“How do you want me to pose?” she inquired at last, endeavouring to speak with her usual detachment and conscious that she was failing miserably. “You haven’t told me yet.”
He laughed a little.
“I haven’t the least intention of telling you,” he replied. “’The Wielitzska’ doesn’t need advice as to how to pose.”
Magda looked at him uncertainly.
“But you’ve given me no idea of what you want,” she protested. “I must have some idea to start from!”
“I want a recumbent Circe,” he vouchsafed at last. “Hence the divan. Here is the goblet”—he held it out—“supposed to contain the fatal potion which transformed men into swine. I leave the rest to you. You posed very successfully for me some years ago—without my issuing any stage directions. Afterwards you played the part of a youthful Circe, I remember. You should be more experienced now.”
She flushed under the cool, satirical tone. It seemed as though he neglected no opportunity of impressing on her the poor estimation in which he held her. Her thoughts flew back to a sunlit glade in a wood and to the grey-eyed, boyish-looking painter who had kissed her and called her “Witch-child!”
“You—you were kinder in those days,” she said suddenly. She made a few steps towards him and stood looking up at him, her hands hanging loosely clasped in front of her, like a penitent school-girl.
“Saint Michel”—and at the sound of her old childish name for him he winced. “Saint Michel, I don’t think I can sit for you if—if you’re going to be unkind. I thought I could, but—but—I can’t!”
“Unkind?” he muttered.
“Yes,” she said desperately. “Since I came here you’ve said a good many hard things to me. I—I dare say I’ve deserved them. But”—smiling up at him rather wanly—“it isn’t always easy to accept one’s deserts.” She paused, then spoke quickly: “Couldn’t we—while we’re here together—behave like friends? Just friends? It’s only for a short time.”
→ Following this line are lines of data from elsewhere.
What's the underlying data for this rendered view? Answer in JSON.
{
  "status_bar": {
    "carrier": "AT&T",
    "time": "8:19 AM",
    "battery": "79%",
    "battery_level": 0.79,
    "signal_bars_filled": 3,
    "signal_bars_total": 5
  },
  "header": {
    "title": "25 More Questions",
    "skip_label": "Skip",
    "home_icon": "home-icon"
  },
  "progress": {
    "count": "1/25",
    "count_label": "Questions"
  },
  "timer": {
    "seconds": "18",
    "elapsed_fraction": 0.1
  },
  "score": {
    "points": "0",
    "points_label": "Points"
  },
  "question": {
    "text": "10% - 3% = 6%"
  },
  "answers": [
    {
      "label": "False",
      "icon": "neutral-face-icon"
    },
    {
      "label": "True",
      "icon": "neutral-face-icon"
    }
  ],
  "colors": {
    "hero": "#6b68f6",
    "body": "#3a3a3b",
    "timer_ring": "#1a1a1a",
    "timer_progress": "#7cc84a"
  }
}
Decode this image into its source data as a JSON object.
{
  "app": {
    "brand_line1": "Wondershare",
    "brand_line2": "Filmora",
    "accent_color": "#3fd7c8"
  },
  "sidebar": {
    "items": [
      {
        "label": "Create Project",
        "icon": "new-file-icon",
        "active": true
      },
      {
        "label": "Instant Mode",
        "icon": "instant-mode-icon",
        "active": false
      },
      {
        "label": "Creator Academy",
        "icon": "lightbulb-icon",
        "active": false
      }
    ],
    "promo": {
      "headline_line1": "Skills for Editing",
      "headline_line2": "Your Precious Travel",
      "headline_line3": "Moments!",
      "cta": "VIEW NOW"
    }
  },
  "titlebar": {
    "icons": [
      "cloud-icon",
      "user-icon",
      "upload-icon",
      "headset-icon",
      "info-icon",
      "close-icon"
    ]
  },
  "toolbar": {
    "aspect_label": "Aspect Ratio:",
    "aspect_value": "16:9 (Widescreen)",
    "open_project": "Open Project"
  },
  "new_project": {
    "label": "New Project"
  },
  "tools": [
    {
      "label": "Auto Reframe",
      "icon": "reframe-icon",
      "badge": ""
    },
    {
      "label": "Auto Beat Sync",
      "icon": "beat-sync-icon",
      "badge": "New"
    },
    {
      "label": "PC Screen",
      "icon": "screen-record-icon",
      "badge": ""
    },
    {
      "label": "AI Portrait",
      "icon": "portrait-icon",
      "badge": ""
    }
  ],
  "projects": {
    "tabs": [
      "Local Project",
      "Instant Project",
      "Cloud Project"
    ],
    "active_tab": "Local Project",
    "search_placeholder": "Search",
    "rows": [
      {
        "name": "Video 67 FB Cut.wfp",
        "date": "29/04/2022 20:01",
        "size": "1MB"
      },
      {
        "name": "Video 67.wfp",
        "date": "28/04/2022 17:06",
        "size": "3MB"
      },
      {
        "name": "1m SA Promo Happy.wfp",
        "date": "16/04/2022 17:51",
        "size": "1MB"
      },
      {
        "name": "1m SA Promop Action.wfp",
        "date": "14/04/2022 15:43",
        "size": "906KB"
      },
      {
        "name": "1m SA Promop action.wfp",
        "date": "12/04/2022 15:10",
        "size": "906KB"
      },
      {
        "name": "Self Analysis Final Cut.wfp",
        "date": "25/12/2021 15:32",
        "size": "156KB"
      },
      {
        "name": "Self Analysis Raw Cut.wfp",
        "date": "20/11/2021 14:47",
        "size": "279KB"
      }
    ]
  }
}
His face had whitened while she was speaking. He was silent for a little and his hand, grasping the side of the big easel, slowly tightened its grip till the knuckles showed white like bone. At last he answered her.
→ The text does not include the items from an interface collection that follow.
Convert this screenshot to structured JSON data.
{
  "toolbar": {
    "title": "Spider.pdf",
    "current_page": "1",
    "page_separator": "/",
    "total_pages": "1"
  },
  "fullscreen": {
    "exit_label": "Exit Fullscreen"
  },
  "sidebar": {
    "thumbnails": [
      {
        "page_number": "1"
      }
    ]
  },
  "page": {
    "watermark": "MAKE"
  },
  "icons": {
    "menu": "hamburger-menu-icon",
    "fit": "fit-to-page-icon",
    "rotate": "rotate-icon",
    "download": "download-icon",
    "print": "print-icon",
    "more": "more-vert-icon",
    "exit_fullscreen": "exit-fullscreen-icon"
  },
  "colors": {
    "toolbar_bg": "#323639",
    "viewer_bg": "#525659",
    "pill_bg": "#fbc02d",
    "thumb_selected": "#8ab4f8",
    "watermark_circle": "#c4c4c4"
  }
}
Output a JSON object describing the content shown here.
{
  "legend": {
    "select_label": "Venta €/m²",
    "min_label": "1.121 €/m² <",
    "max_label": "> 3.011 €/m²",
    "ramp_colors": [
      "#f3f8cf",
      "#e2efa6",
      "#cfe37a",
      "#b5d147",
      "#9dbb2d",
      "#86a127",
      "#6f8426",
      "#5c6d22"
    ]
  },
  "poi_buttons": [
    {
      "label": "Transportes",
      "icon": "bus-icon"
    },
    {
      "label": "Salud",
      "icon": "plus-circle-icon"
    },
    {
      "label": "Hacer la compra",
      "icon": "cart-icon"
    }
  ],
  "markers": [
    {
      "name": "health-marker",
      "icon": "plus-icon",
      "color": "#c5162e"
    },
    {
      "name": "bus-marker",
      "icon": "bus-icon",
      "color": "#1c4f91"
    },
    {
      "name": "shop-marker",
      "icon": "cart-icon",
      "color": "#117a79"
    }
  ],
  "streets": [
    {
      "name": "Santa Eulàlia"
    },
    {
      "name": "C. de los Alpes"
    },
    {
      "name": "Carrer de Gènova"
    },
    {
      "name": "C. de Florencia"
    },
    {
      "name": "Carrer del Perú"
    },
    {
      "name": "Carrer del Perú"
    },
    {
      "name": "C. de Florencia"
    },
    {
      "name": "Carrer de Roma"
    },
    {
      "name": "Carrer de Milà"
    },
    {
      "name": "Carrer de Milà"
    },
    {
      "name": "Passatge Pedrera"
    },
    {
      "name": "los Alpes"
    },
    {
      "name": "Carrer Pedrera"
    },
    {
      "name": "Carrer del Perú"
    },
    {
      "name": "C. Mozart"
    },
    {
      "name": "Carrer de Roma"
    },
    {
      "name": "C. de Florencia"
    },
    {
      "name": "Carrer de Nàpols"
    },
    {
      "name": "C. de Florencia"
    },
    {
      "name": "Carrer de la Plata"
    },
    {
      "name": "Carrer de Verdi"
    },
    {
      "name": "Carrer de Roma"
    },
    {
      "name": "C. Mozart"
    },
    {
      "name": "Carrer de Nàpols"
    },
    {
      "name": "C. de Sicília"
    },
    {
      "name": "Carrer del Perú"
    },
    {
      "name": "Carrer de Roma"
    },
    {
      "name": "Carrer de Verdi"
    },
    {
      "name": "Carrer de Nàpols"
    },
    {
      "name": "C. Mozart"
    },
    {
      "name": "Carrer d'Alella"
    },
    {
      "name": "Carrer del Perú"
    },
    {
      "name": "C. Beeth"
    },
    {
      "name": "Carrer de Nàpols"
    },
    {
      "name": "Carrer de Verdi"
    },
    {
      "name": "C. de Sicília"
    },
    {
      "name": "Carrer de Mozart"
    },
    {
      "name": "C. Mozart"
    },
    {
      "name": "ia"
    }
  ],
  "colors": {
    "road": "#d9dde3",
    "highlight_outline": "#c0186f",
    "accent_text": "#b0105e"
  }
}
“Very well—friends, then! So be it.”
Impulsively she held out her hand. He took it in his and held it a moment, looking down at its slim whiteness. Then he bent his head and she felt his lips hot against her soft palm.
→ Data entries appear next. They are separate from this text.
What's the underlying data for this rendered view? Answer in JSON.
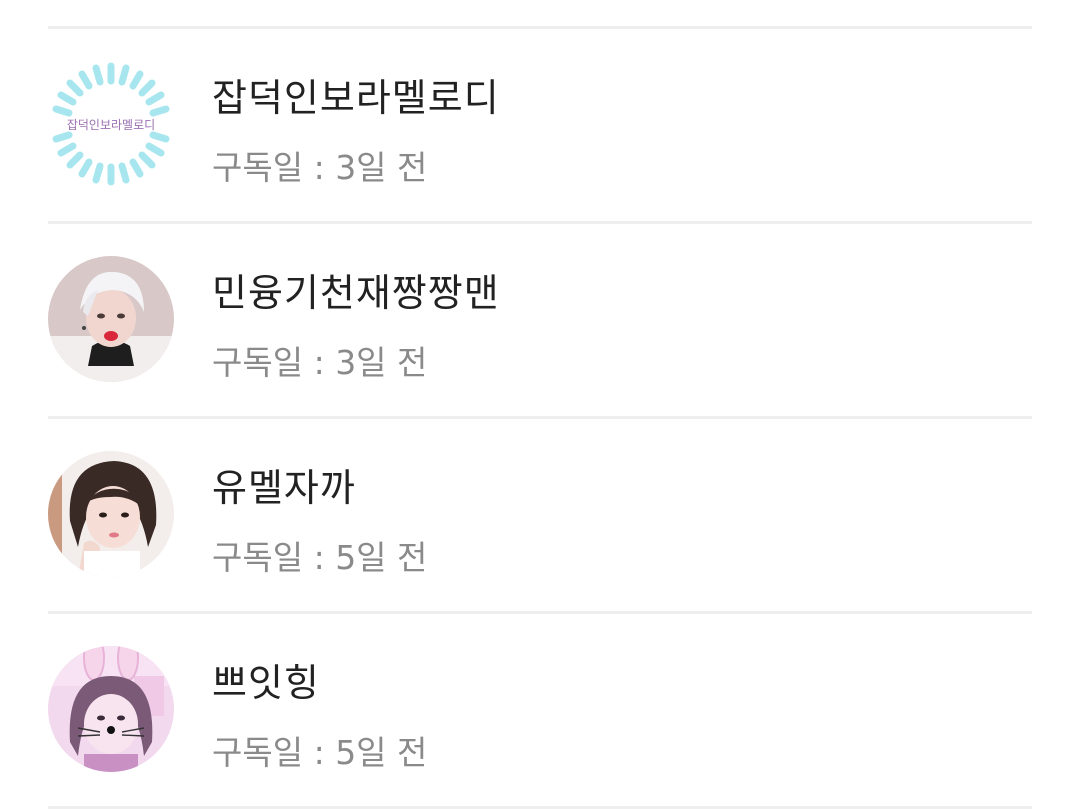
{
  "subscribers": [
    {
      "name": "잡덕인보라멜로디",
      "meta_label": "구독일 : ",
      "days": "3일 전",
      "avatar": "sunburst-logo-avatar",
      "avatar_text": "잡덕인보라멜로디"
    },
    {
      "name": "민융기천재짱짱맨",
      "meta_label": "구독일 : ",
      "days": "3일 전",
      "avatar": "white-hair-person-avatar"
    },
    {
      "name": "유멜자까",
      "meta_label": "구독일 : ",
      "days": "5일 전",
      "avatar": "bob-hair-girl-avatar"
    },
    {
      "name": "쁘잇힝",
      "meta_label": "구독일 : ",
      "days": "5일 전",
      "avatar": "bunny-filter-girl-avatar"
    }
  ],
  "colors": {
    "name": "#222222",
    "meta": "#8a8a8a",
    "divider": "#eeeeee",
    "sunburst": "#a7e6ee"
  }
}
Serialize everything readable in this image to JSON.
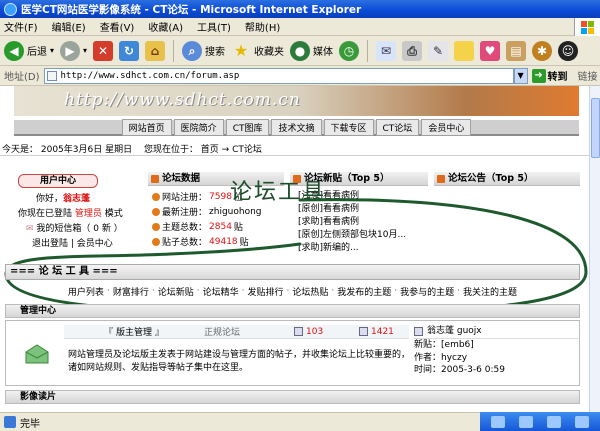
{
  "window": {
    "title": "医学CT网站医学影像系统 - CT论坛 - Microsoft Internet Explorer"
  },
  "menu": [
    "文件(F)",
    "编辑(E)",
    "查看(V)",
    "收藏(A)",
    "工具(T)",
    "帮助(H)"
  ],
  "toolbar": {
    "back": "后退",
    "search": "搜索",
    "favorites": "收藏夹",
    "media": "媒体"
  },
  "address": {
    "label": "地址(D)",
    "url": "http://www.sdhct.com.cn/forum.asp",
    "go": "转到",
    "links": "链接"
  },
  "page": {
    "banner_text": "http://www.sdhct.com.cn",
    "nav": [
      "网站首页",
      "医院简介",
      "CT图库",
      "技术文摘",
      "下载专区",
      "CT论坛",
      "会员中心"
    ],
    "location": "今天是： 2005年3月6日 星期日　 您现在位于： 首页 → CT论坛",
    "user_center": {
      "title": "用户中心",
      "greeting_prefix": "你好，",
      "username": "翁志蓬",
      "role_prefix": "你现在已登陆 ",
      "role": "管理员",
      "role_suffix": " 模式",
      "messages": "我的短信箱（ 0 新 ）",
      "logout": "退出登陆 | 会员中心"
    },
    "stats": {
      "title": "论坛数据",
      "rows": [
        {
          "label": "网站注册：",
          "value": "7598",
          "unit": "位"
        },
        {
          "label": "最新注册：",
          "value": "zhiguohong",
          "unit": ""
        },
        {
          "label": "主题总数：",
          "value": "2854",
          "unit": "贴"
        },
        {
          "label": "贴子总数：",
          "value": "49418",
          "unit": "贴"
        }
      ]
    },
    "new_posts": {
      "title": "论坛新贴（Top 5）",
      "items": [
        "[注意]看看病例",
        "[原创]看看病例",
        "[求助]看看病例",
        "[原创]左侧颈部包块10月...",
        "[求助]新编的..."
      ]
    },
    "announce": {
      "title": "论坛公告（Top 5）"
    },
    "annotation": "论坛工具",
    "tools_title": "=== 论 坛 工 具 ===",
    "tools": [
      "用户列表",
      "财富排行",
      "论坛新贴",
      "论坛精华",
      "发贴排行",
      "论坛热贴",
      "我发布的主题",
      "我参与的主题",
      "我关注的主题"
    ],
    "admin": {
      "head": "管理中心",
      "forum_name": "『 版主管理 』",
      "forum_type": "正规论坛",
      "topics": "103",
      "posts": "1421",
      "moderator": "翁志蓬 guojx",
      "desc": "网站管理员及论坛版主发表于网站建设与管理方面的帖子，并收集论坛上比较重要的，诸如网站规则、发贴指导等帖子集中在这里。",
      "latest_label": "新贴：",
      "latest": "[emb6]",
      "author_label": "作者：",
      "author": "hyczy",
      "time_label": "时间：",
      "time": "2005-3-6 0:59"
    },
    "image_section": "影像读片"
  },
  "status": {
    "text": "完毕"
  }
}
A little shaken, she drew away from him and moved towards the divan. She paused beside it and glanced down reflectively at the goblet she still carried in her hand, mentally formulating her conception of Circe before she posed. An instant later and her voice roused Quarrington from the momentary reverie into which he had fallen.